● Dataset
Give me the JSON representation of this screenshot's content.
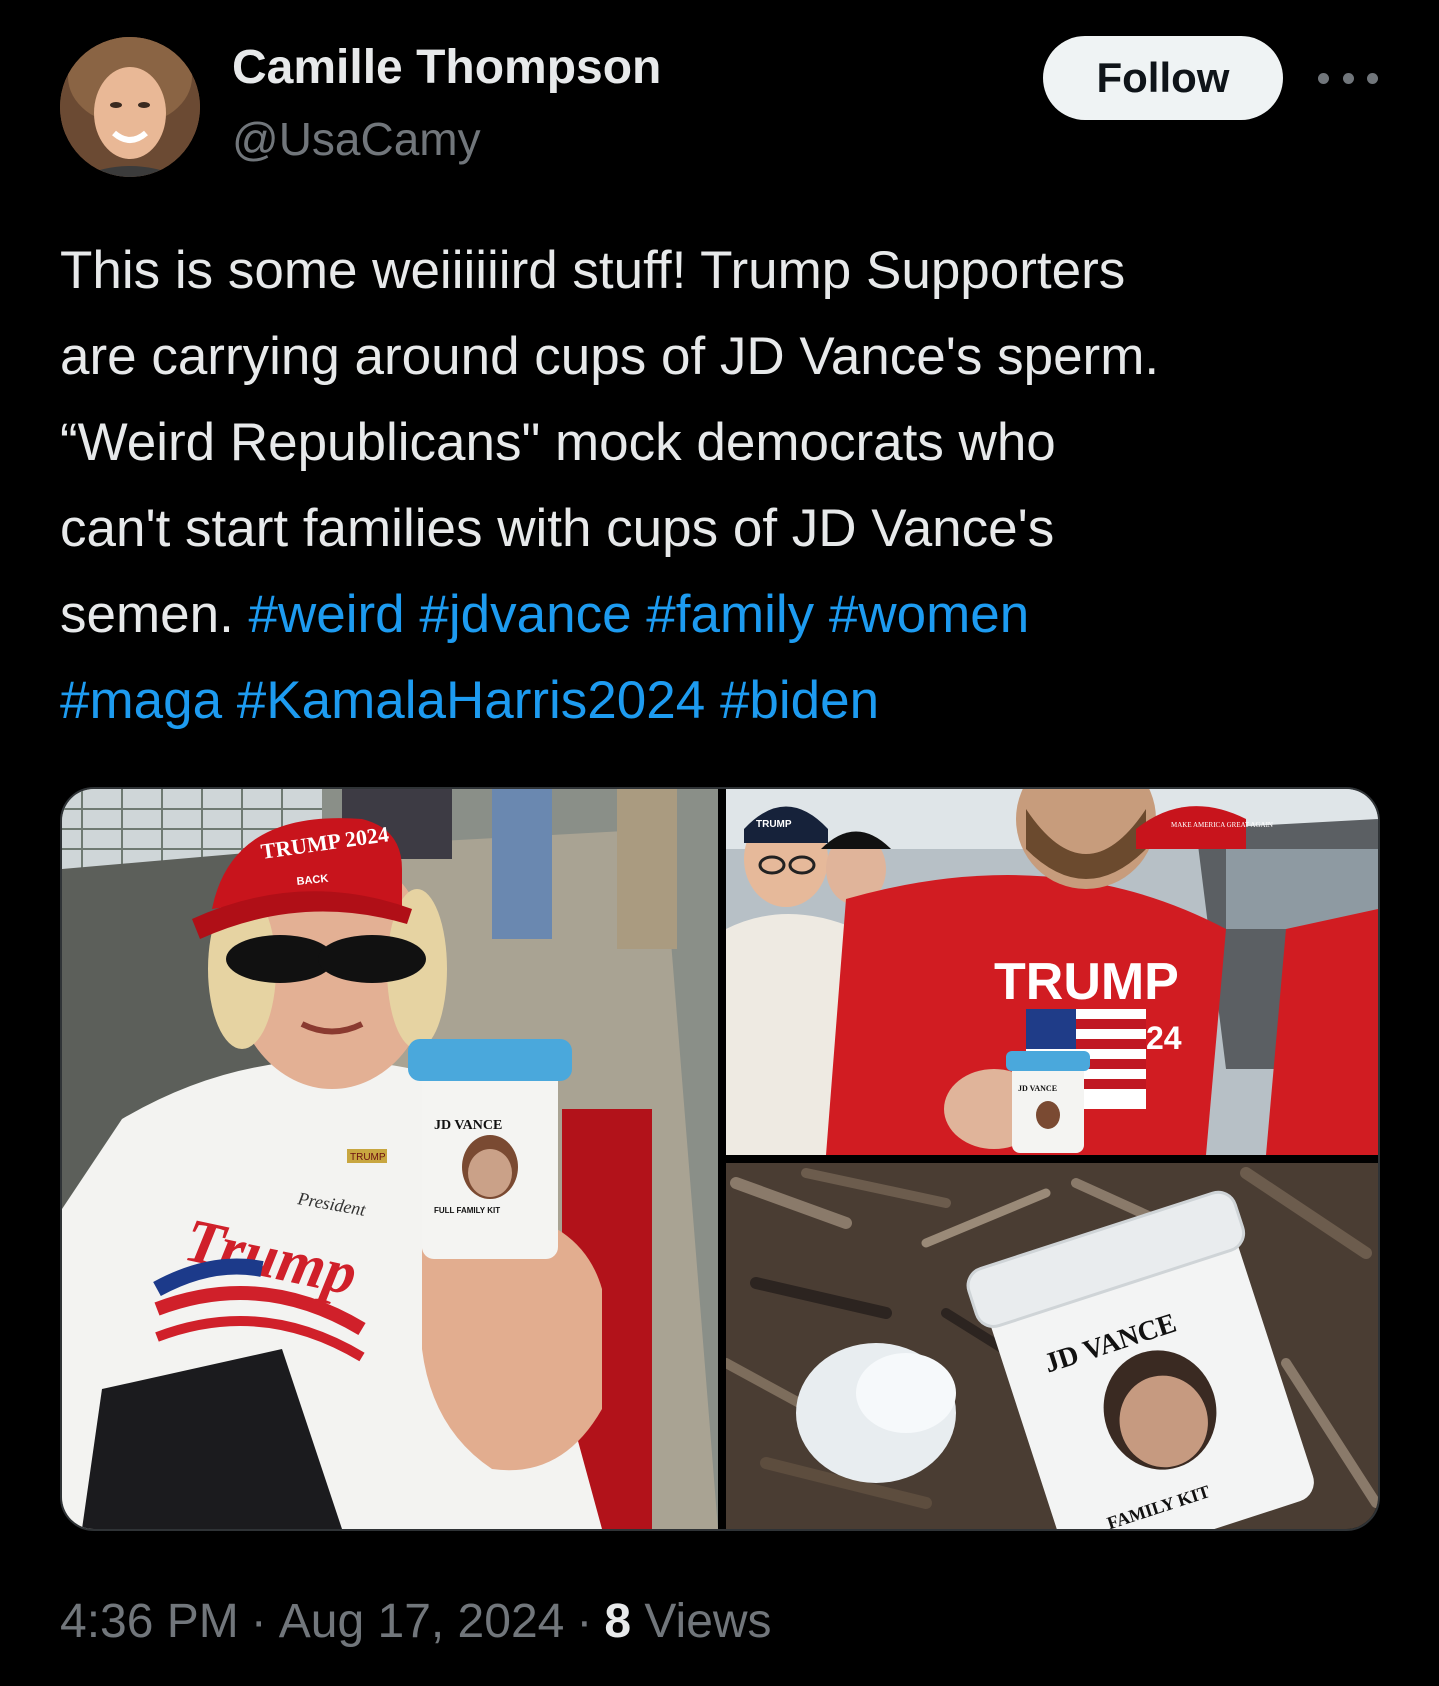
{
  "author": {
    "name": "Camille Thompson",
    "handle": "@UsaCamy"
  },
  "header": {
    "follow_label": "Follow"
  },
  "tweet": {
    "text_lines": [
      "This is some weiiiiiird stuff! Trump Supporters",
      "are carrying around cups of JD Vance's sperm.",
      "“Weird Republicans\" mock democrats who",
      "can't start families with cups of JD Vance's",
      "semen. "
    ],
    "hashtags_line5": [
      "#weird",
      "#jdvance",
      "#family",
      "#women"
    ],
    "hashtags_line6": [
      "#maga",
      "#KamalaHarris2024",
      "#biden"
    ]
  },
  "media": {
    "photo_left": {
      "cap_text": "TRUMP 2024",
      "cap_sub": "BACK",
      "shirt_text": "Trump",
      "shirt_sub": "President",
      "cup_label": "JD VANCE",
      "cup_sub": "FULL FAMILY KIT",
      "pin_text": "TRUMP"
    },
    "photo_top_right": {
      "hat_text": "TRUMP",
      "shirt_text": "TRUMP",
      "shirt_num": "24",
      "cup_label": "JD VANCE",
      "red_hat_text": "MAKE AMERICA GREAT AGAIN"
    },
    "photo_bottom_right": {
      "cup_label": "JD VANCE",
      "cup_sub": "FAMILY KIT"
    }
  },
  "footer": {
    "time": "4:36 PM",
    "date": "Aug 17, 2024",
    "views_count": "8",
    "views_label": "Views"
  },
  "colors": {
    "background": "#000000",
    "text": "#e7e9ea",
    "secondary": "#71767b",
    "link": "#1d9bf0"
  }
}
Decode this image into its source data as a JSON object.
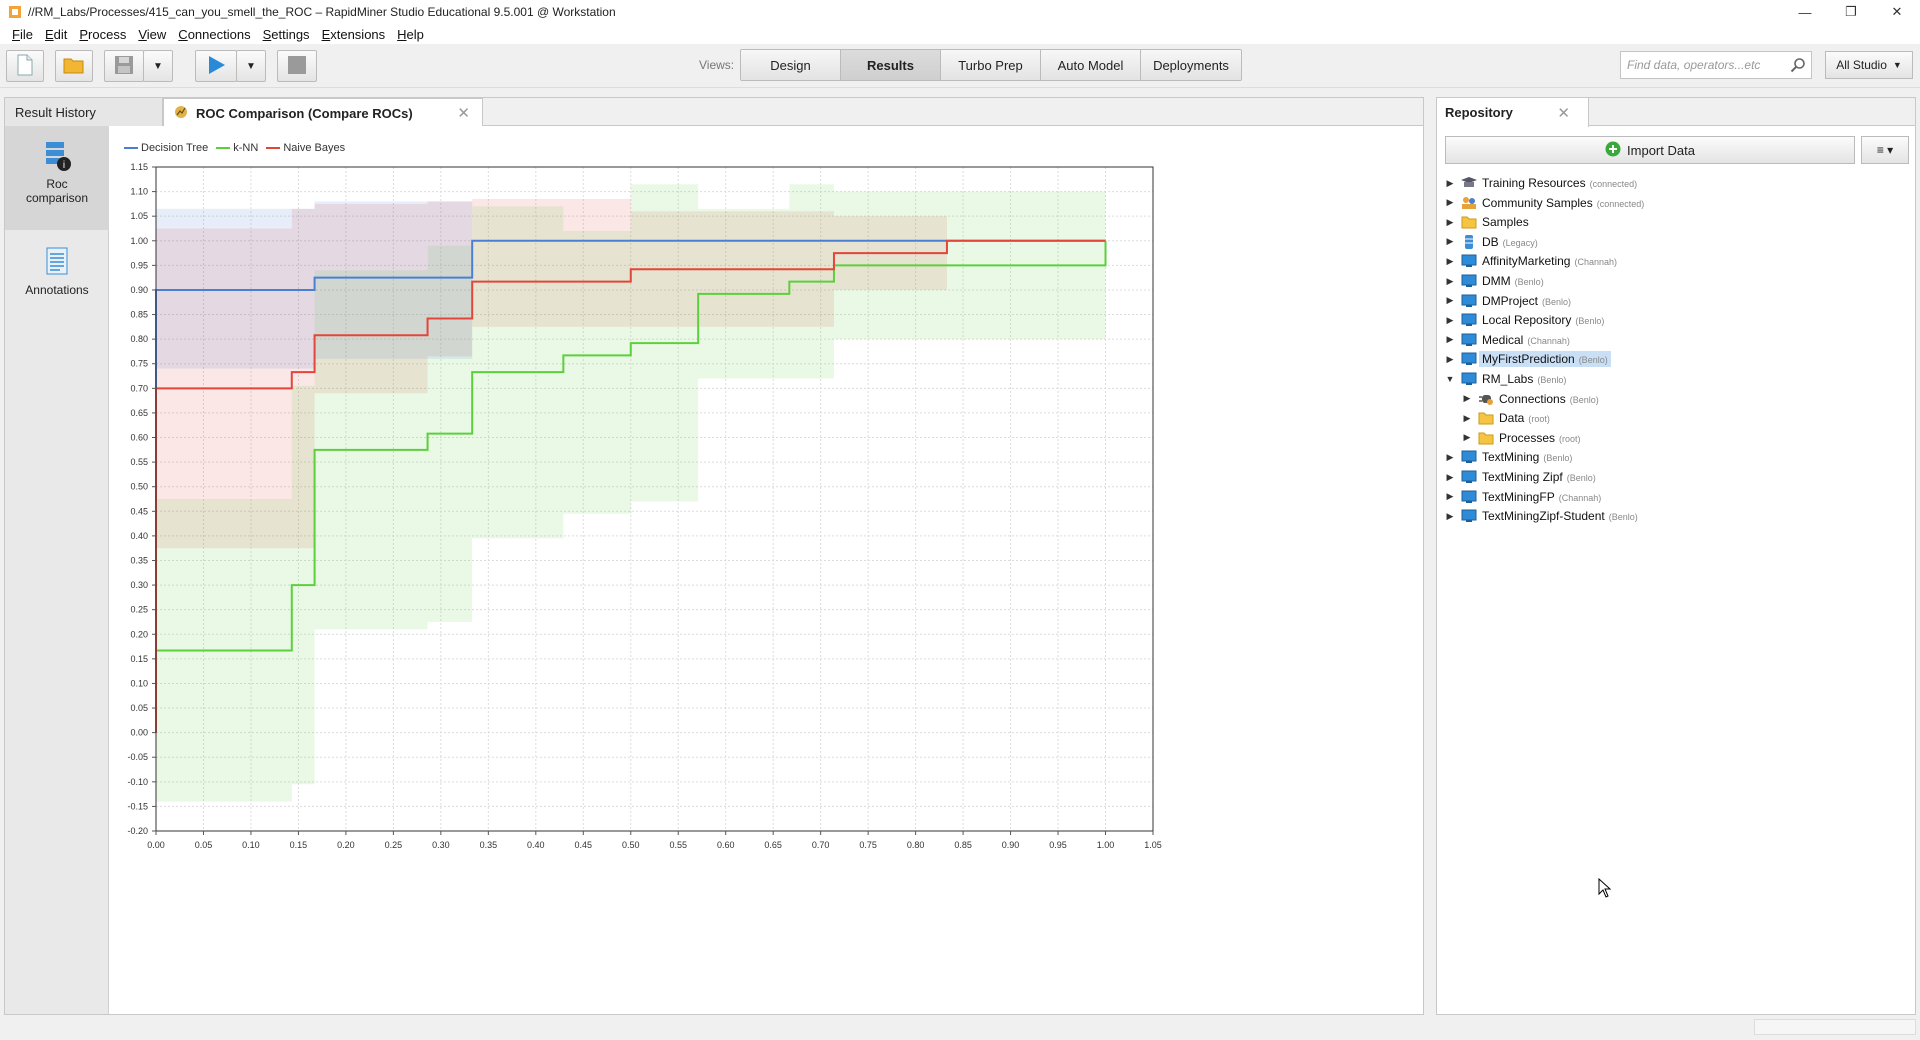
{
  "window": {
    "title": "//RM_Labs/Processes/415_can_you_smell_the_ROC – RapidMiner Studio Educational 9.5.001 @ Workstation",
    "controls": [
      "—",
      "❐",
      "✕"
    ]
  },
  "menu": [
    {
      "label": "File",
      "u": "F",
      "rest": "ile"
    },
    {
      "label": "Edit",
      "u": "E",
      "rest": "dit"
    },
    {
      "label": "Process",
      "u": "P",
      "rest": "rocess"
    },
    {
      "label": "View",
      "u": "V",
      "rest": "iew"
    },
    {
      "label": "Connections",
      "u": "C",
      "rest": "onnections"
    },
    {
      "label": "Settings",
      "u": "S",
      "rest": "ettings"
    },
    {
      "label": "Extensions",
      "u": "E",
      "rest": "xtensions"
    },
    {
      "label": "Help",
      "u": "H",
      "rest": "elp"
    }
  ],
  "toolbar": {
    "views_label": "Views:",
    "views": [
      "Design",
      "Results",
      "Turbo Prep",
      "Auto Model",
      "Deployments"
    ],
    "active_view": "Results",
    "search_placeholder": "Find data, operators...etc",
    "studio_label": "All Studio"
  },
  "results": {
    "tabs": [
      "Result History",
      "ROC Comparison (Compare ROCs)"
    ],
    "active_tab": "ROC Comparison (Compare ROCs)",
    "side_items": [
      {
        "label1": "Roc",
        "label2": "comparison"
      },
      {
        "label1": "Annotations",
        "label2": ""
      }
    ]
  },
  "chart_data": {
    "type": "line",
    "title": "",
    "xlabel": "",
    "ylabel": "",
    "xlim": [
      0.0,
      1.05
    ],
    "ylim": [
      -0.2,
      1.15
    ],
    "xticks": [
      "0.00",
      "0.05",
      "0.10",
      "0.15",
      "0.20",
      "0.25",
      "0.30",
      "0.35",
      "0.40",
      "0.45",
      "0.50",
      "0.55",
      "0.60",
      "0.65",
      "0.70",
      "0.75",
      "0.80",
      "0.85",
      "0.90",
      "0.95",
      "1.00",
      "1.05"
    ],
    "yticks": [
      "1.15",
      "1.10",
      "1.05",
      "1.00",
      "0.95",
      "0.90",
      "0.85",
      "0.80",
      "0.75",
      "0.70",
      "0.65",
      "0.60",
      "0.55",
      "0.50",
      "0.45",
      "0.40",
      "0.35",
      "0.30",
      "0.25",
      "0.20",
      "0.15",
      "0.10",
      "0.05",
      "0.00",
      "-0.05",
      "-0.10",
      "-0.15",
      "-0.20"
    ],
    "grid": true,
    "legend": "top-left",
    "series": [
      {
        "name": "Decision Tree",
        "color": "#4a7fd4",
        "x": [
          0.0,
          0.0,
          0.167,
          0.167,
          0.333,
          0.333,
          1.0
        ],
        "y": [
          0.0,
          0.9,
          0.9,
          0.925,
          0.925,
          1.0,
          1.0
        ]
      },
      {
        "name": "k-NN",
        "color": "#5ccf3c",
        "x": [
          0.0,
          0.0,
          0.143,
          0.143,
          0.167,
          0.167,
          0.286,
          0.286,
          0.333,
          0.333,
          0.429,
          0.429,
          0.5,
          0.5,
          0.571,
          0.571,
          0.667,
          0.667,
          0.714,
          0.714,
          1.0,
          1.0
        ],
        "y": [
          0.0,
          0.167,
          0.167,
          0.3,
          0.3,
          0.575,
          0.575,
          0.608,
          0.608,
          0.733,
          0.733,
          0.767,
          0.767,
          0.792,
          0.792,
          0.892,
          0.892,
          0.917,
          0.917,
          0.95,
          0.95,
          1.0
        ]
      },
      {
        "name": "Naive Bayes",
        "color": "#e2463b",
        "x": [
          0.0,
          0.0,
          0.143,
          0.143,
          0.167,
          0.167,
          0.286,
          0.286,
          0.333,
          0.333,
          0.5,
          0.5,
          0.714,
          0.714,
          0.833,
          0.833,
          1.0
        ],
        "y": [
          0.0,
          0.7,
          0.7,
          0.733,
          0.733,
          0.808,
          0.808,
          0.842,
          0.842,
          0.917,
          0.917,
          0.942,
          0.942,
          0.975,
          0.975,
          1.0,
          1.0
        ]
      }
    ],
    "bands": [
      {
        "series": "Naive Bayes",
        "color": "#e2463b",
        "rects": [
          [
            0.0,
            0.143,
            0.375,
            1.025
          ],
          [
            0.143,
            0.167,
            0.375,
            1.065
          ],
          [
            0.167,
            0.286,
            0.69,
            1.075
          ],
          [
            0.286,
            0.333,
            0.765,
            1.08
          ],
          [
            0.333,
            0.5,
            0.825,
            1.085
          ],
          [
            0.5,
            0.714,
            0.825,
            1.06
          ],
          [
            0.714,
            0.833,
            0.9,
            1.05
          ]
        ]
      },
      {
        "series": "k-NN",
        "color": "#5ccf3c",
        "rects": [
          [
            0.0,
            0.143,
            -0.14,
            0.475
          ],
          [
            0.143,
            0.167,
            -0.105,
            0.705
          ],
          [
            0.167,
            0.286,
            0.21,
            0.94
          ],
          [
            0.286,
            0.333,
            0.225,
            0.99
          ],
          [
            0.333,
            0.429,
            0.395,
            1.07
          ],
          [
            0.429,
            0.5,
            0.445,
            1.02
          ],
          [
            0.5,
            0.571,
            0.47,
            1.115
          ],
          [
            0.571,
            0.667,
            0.72,
            1.065
          ],
          [
            0.667,
            0.714,
            0.72,
            1.115
          ],
          [
            0.714,
            1.0,
            0.8,
            1.1
          ]
        ]
      },
      {
        "series": "Decision Tree",
        "color": "#4a7fd4",
        "rects": [
          [
            0.0,
            0.143,
            0.74,
            1.065
          ],
          [
            0.143,
            0.167,
            0.74,
            1.065
          ],
          [
            0.167,
            0.333,
            0.76,
            1.08
          ]
        ]
      }
    ]
  },
  "repository": {
    "tab_label": "Repository",
    "import_label": "Import Data",
    "menu_label": "≡ ▾",
    "items": [
      {
        "label": "Training Resources",
        "sub": "(connected)",
        "icon": "graduation-icon",
        "level": 0,
        "expanded": false
      },
      {
        "label": "Community Samples",
        "sub": "(connected)",
        "icon": "community-icon",
        "level": 0,
        "expanded": false
      },
      {
        "label": "Samples",
        "sub": "",
        "icon": "folder-icon",
        "level": 0,
        "expanded": false
      },
      {
        "label": "DB",
        "sub": "(Legacy)",
        "icon": "database-icon",
        "level": 0,
        "expanded": false
      },
      {
        "label": "AffinityMarketing",
        "sub": "(Channah)",
        "icon": "monitor-icon",
        "level": 0,
        "expanded": false
      },
      {
        "label": "DMM",
        "sub": "(Benlo)",
        "icon": "monitor-icon",
        "level": 0,
        "expanded": false
      },
      {
        "label": "DMProject",
        "sub": "(Benlo)",
        "icon": "monitor-icon",
        "level": 0,
        "expanded": false
      },
      {
        "label": "Local Repository",
        "sub": "(Benlo)",
        "icon": "monitor-icon",
        "level": 0,
        "expanded": false
      },
      {
        "label": "Medical",
        "sub": "(Channah)",
        "icon": "monitor-icon",
        "level": 0,
        "expanded": false
      },
      {
        "label": "MyFirstPrediction",
        "sub": "(Benlo)",
        "icon": "monitor-icon",
        "level": 0,
        "expanded": false,
        "selected": true
      },
      {
        "label": "RM_Labs",
        "sub": "(Benlo)",
        "icon": "monitor-icon",
        "level": 0,
        "expanded": true
      },
      {
        "label": "Connections",
        "sub": "(Benlo)",
        "icon": "plug-icon",
        "level": 1,
        "expanded": false
      },
      {
        "label": "Data",
        "sub": "(root)",
        "icon": "folder-icon",
        "level": 1,
        "expanded": false
      },
      {
        "label": "Processes",
        "sub": "(root)",
        "icon": "folder-icon",
        "level": 1,
        "expanded": false
      },
      {
        "label": "TextMining",
        "sub": "(Benlo)",
        "icon": "monitor-icon",
        "level": 0,
        "expanded": false
      },
      {
        "label": "TextMining Zipf",
        "sub": "(Benlo)",
        "icon": "monitor-icon",
        "level": 0,
        "expanded": false
      },
      {
        "label": "TextMiningFP",
        "sub": "(Channah)",
        "icon": "monitor-icon",
        "level": 0,
        "expanded": false
      },
      {
        "label": "TextMiningZipf-Student",
        "sub": "(Benlo)",
        "icon": "monitor-icon",
        "level": 0,
        "expanded": false
      }
    ]
  },
  "colors": {
    "accent": "#3b8ed6",
    "selected": "#c9dff5",
    "play": "#2a8ad8"
  }
}
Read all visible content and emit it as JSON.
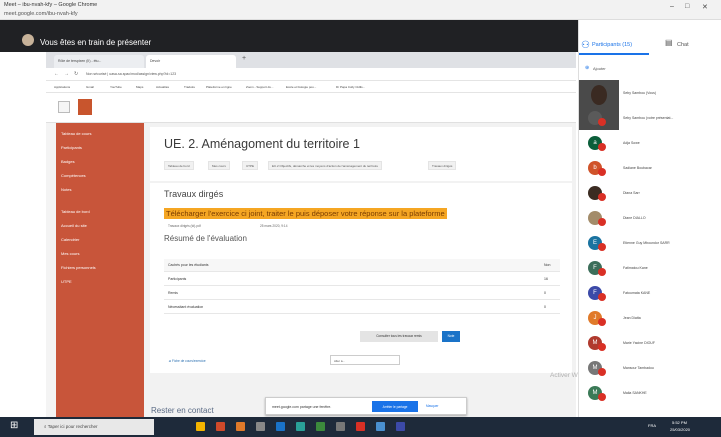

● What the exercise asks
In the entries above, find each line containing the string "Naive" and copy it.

● Exercise output
        "name": "Naive Bayes",
        "series": "Naive Bayes",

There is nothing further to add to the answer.